**What you need to do**. Your response should contain each line of the data that includes "icon".

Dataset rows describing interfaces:

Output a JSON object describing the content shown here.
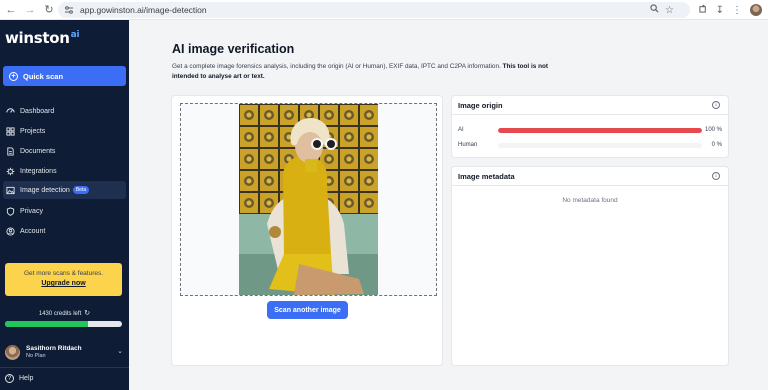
{
  "browser": {
    "url": "app.gowinston.ai/image-detection"
  },
  "sidebar": {
    "logo_text": "winston",
    "logo_suffix": "ai",
    "quick_scan": "Quick scan",
    "items": [
      {
        "label": "Dashboard",
        "icon": "dashboard-icon"
      },
      {
        "label": "Projects",
        "icon": "projects-icon"
      },
      {
        "label": "Documents",
        "icon": "documents-icon"
      },
      {
        "label": "Integrations",
        "icon": "integrations-icon"
      },
      {
        "label": "Image detection",
        "icon": "image-icon",
        "badge": "Beta",
        "active": true
      },
      {
        "label": "Privacy",
        "icon": "shield-icon"
      },
      {
        "label": "Account",
        "icon": "user-icon"
      }
    ],
    "upgrade": {
      "text": "Get more scans & features.",
      "link": "Upgrade now"
    },
    "credits": {
      "text": "1430 credits left",
      "fraction": 0.71
    },
    "user": {
      "name": "Sasithorn Ritdach",
      "plan": "No Plan"
    },
    "help": "Help"
  },
  "main": {
    "title": "AI image verification",
    "description": "Get a complete image forensics analysis, including the origin (AI or Human), EXIF data, IPTC and C2PA information.",
    "description_bold": "This tool is not intended to analyse art or text.",
    "scan_button": "Scan another image"
  },
  "origin": {
    "title": "Image origin",
    "rows": [
      {
        "label": "AI",
        "value": "100 %",
        "fraction": 1.0,
        "color": "#e5484d"
      },
      {
        "label": "Human",
        "value": "0 %",
        "fraction": 0.0,
        "color": "#22c55e"
      }
    ]
  },
  "metadata": {
    "title": "Image metadata",
    "empty": "No metadata found"
  },
  "colors": {
    "accent": "#3b6ef5",
    "sidebar_bg": "#0e1c36",
    "upgrade_bg": "#fcd34d",
    "ai_bar": "#e5484d",
    "credits_bar": "#22c55e"
  }
}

**Answer space**.
        "icon": "dashboard-icon"
        "icon": "projects-icon"
        "icon": "documents-icon"
        "icon": "integrations-icon"
        "icon": "image-icon",
        "icon": "shield-icon"
        "icon": "user-icon"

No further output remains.